Wednesday, September 07, 2005
Prickle Down Theory
The prickly pear cactus was imported from its native South America to use as natural fencing in Australia to keep herds of cattle in check. It spread quickly and soon got out of hand. In the 1920s, the cactus moth (cactoblastis cactorium) was used extensively to stop the prickly plant from overrunning the Australian Outback. As a biological plant control, the moth was hugely successful. It was later used in other regions, including the Caribbean, to quell growth of the prickly plant.
It was such a short jump from the Caribbean to the Florida Keys for the moth, that in the late eighties, it soon migrated to the North American mainland. Scientists became increasingly alarmed at the advances the moth had made. It was imperative to stop it at a designated line of demarcation in the Florida Panhandle and Alabama; to keep the moths from heading into the Gulf coast, the Southwest, and onward into Mexico, where the cactus is vital to agriculture, horticulture and the environment.
Hurricane Katrina could have set back the methods utilized in stopping the moth from advancing. Fears have arisen that the cactus pads and moths, which consume the cacti in its caterpillar stage, have broken off from their habitat in Dauphin Island in Alabama, near Mobile, and are now scattered all around the Gulf. Katrina devastated Dauphin Island. They may be floating aimlessly toward areas they were supposed to stay away from. Currents may wash the moths ashore, where new generations may reproduce this fall. They could then move inland.
Dauphin Island was crucial in stopping the moth. It is the last barrier island where you have good access by road. There, and Santa Rosa Island near Fort Walton Beach in the Panhandle, tests were being conducted to stop them. This was also a means by the USDA Agricultural Research Service to use natural methods instead of insecticides that have proven to be ineffective.
The USDA estimates that the prickly pear industry in this country is worth $70 million annually, mostly in the Southwest where it is used mainly for foraging and landscaping.
In Mexico the fruit is consumed and usually is pickled or boiled. There, the industry is valued at up to $100 million annually, not counting what people do on their own by picking it for themselves.

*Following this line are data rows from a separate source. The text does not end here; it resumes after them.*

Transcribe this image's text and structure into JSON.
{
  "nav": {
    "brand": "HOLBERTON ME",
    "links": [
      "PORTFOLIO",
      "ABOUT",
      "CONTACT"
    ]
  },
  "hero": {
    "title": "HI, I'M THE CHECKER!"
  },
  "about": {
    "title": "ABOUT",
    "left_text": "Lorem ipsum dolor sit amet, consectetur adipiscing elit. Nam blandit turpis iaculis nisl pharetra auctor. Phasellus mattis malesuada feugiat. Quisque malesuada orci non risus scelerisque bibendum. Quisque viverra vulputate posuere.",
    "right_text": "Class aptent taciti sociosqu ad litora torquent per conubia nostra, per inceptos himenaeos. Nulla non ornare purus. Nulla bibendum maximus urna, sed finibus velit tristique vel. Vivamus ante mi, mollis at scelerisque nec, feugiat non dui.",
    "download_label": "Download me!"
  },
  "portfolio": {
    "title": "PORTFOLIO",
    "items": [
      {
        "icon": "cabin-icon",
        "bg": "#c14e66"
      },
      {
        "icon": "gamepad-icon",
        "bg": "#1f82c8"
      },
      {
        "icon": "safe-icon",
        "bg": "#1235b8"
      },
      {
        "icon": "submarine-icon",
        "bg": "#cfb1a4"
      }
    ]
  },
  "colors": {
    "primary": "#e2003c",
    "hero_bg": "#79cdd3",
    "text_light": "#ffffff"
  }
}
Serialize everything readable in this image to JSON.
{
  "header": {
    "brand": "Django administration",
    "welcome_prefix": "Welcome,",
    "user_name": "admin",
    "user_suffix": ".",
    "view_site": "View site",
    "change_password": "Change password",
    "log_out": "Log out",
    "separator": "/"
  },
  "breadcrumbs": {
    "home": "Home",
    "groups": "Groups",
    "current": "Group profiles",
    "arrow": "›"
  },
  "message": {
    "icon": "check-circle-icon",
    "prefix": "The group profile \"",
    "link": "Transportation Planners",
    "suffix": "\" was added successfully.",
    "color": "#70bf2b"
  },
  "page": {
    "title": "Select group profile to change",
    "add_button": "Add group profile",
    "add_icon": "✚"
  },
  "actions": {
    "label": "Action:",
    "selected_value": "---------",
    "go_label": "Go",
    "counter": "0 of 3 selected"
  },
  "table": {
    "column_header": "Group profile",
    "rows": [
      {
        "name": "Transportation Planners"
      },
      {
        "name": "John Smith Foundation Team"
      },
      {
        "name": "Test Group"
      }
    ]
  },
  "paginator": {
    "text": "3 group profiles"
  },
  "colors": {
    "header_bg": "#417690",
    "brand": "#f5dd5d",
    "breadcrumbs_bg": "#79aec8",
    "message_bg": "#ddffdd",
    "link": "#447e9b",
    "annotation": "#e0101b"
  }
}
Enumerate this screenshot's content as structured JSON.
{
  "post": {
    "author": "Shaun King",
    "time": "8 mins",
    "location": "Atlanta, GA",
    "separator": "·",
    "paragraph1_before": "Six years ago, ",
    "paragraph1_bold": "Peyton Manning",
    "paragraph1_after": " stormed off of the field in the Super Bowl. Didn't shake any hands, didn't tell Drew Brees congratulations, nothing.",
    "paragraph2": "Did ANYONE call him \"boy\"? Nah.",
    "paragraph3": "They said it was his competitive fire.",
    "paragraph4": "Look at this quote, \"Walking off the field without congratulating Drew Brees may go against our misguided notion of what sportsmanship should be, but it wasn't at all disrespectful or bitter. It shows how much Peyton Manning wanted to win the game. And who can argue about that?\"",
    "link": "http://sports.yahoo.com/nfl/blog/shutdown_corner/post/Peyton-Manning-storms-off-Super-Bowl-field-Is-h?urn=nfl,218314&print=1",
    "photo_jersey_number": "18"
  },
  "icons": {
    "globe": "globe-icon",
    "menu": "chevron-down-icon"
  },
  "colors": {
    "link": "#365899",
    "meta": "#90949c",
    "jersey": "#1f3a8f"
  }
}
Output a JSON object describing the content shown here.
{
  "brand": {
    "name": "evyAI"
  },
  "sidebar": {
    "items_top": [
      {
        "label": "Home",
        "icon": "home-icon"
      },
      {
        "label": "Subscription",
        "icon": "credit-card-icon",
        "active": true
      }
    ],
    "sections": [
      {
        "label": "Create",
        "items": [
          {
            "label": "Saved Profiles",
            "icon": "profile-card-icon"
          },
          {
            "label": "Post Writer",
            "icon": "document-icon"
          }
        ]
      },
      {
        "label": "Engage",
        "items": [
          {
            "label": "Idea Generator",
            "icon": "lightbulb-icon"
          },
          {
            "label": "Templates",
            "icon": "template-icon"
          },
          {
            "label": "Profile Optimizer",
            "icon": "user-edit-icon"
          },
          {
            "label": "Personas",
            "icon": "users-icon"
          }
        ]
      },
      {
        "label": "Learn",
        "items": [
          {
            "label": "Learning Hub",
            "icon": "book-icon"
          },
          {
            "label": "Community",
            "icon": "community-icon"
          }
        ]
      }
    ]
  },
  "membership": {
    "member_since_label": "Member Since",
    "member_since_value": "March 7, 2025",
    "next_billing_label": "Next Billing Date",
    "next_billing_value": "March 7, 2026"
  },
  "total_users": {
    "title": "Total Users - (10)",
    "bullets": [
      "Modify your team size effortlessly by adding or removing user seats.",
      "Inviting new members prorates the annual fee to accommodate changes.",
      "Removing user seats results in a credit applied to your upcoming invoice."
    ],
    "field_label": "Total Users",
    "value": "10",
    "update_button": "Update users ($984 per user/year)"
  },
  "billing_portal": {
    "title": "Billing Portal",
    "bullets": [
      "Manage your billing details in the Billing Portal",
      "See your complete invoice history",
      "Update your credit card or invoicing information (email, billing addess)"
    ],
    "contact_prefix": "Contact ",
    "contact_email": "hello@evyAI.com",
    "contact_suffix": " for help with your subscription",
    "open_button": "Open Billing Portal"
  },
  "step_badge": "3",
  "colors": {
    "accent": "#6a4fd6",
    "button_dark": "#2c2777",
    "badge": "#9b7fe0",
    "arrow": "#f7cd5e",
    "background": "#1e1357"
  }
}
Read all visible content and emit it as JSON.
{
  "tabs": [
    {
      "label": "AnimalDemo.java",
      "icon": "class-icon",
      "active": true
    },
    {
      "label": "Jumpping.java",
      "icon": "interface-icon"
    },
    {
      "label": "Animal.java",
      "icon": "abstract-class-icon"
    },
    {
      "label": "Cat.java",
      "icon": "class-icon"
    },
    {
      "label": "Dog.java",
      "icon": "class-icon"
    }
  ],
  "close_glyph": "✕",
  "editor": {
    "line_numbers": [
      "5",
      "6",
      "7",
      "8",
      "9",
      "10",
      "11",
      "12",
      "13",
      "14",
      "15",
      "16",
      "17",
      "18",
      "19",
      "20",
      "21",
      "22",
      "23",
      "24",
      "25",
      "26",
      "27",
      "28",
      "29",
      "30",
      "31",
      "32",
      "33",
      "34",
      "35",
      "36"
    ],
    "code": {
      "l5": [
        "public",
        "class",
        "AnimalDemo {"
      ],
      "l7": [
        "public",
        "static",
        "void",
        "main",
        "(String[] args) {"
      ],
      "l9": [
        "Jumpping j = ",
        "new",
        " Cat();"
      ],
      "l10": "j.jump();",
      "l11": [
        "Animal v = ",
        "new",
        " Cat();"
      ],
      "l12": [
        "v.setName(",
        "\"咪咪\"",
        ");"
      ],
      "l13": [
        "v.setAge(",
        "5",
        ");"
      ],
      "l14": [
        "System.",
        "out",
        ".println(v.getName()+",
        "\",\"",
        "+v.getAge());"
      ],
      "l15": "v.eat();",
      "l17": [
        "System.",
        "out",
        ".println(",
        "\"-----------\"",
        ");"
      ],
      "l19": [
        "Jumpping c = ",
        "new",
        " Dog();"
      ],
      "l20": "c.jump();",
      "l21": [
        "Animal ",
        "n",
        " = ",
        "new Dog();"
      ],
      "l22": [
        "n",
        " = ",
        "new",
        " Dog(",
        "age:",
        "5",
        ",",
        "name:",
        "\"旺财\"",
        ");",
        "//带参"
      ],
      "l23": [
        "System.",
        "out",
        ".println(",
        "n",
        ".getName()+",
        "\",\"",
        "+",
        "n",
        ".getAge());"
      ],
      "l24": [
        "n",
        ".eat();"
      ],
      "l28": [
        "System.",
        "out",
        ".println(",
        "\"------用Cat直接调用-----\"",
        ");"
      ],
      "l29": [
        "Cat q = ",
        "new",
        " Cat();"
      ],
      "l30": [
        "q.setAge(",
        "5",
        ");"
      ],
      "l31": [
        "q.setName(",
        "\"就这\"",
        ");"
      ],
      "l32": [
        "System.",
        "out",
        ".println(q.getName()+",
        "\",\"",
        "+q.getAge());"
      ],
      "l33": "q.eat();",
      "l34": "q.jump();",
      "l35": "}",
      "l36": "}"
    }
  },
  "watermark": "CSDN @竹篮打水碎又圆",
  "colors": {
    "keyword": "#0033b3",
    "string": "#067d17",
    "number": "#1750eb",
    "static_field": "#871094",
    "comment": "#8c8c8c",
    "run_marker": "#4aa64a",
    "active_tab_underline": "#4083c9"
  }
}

Now, I'm not going to call this a potentially life threatening event or something we should lose sleep over. The sky's not falling. It's not a proven fact that this is absolutely going to happen. But, Katrina was the most horrible natural catastrophe to occur in my lifetime and I'm just trying to point out that it is going to affect our lives in ways we are not even capable of comprehending yet. The prickly pear dilemma is just one of the many small things that might impact people in silent ways you just won't read about on a daily basis. All of those small things add up.
Katrina will leave us in a pickle and I don't feel too Kosher about that.